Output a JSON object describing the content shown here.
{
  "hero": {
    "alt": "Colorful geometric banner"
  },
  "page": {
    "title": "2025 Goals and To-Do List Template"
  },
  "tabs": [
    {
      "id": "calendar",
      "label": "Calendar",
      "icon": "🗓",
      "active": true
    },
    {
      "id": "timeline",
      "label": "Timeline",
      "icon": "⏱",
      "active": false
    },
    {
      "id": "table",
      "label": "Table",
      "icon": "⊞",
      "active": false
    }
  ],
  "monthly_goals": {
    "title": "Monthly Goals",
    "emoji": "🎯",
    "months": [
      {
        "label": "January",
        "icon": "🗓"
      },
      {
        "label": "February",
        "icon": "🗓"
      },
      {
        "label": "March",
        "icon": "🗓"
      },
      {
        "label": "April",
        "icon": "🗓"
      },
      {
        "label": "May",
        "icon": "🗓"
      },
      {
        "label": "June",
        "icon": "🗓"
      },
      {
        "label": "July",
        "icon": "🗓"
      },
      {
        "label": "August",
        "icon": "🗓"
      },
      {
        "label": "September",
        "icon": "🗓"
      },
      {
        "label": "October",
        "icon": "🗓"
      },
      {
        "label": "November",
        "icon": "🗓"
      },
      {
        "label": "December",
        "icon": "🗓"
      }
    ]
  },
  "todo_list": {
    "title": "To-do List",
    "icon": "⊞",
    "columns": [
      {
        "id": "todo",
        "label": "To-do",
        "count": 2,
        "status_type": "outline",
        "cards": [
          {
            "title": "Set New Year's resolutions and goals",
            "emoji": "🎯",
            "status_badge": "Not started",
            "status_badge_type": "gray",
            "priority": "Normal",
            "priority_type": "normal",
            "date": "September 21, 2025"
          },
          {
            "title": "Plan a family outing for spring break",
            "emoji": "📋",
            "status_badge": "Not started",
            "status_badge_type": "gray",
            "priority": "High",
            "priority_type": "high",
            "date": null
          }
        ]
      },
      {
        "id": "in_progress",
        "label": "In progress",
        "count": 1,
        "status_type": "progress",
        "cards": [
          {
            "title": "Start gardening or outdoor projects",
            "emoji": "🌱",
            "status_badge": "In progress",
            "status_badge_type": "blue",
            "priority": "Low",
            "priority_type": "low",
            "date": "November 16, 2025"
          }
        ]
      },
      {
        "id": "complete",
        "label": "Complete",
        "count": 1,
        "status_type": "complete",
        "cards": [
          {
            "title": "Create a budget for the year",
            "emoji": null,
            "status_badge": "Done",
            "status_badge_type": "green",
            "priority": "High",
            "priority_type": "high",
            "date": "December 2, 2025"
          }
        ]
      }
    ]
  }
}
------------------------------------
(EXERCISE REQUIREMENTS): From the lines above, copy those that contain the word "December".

(TASK OUTPUT):
        "label": "December",
            "date": "December 2, 2025"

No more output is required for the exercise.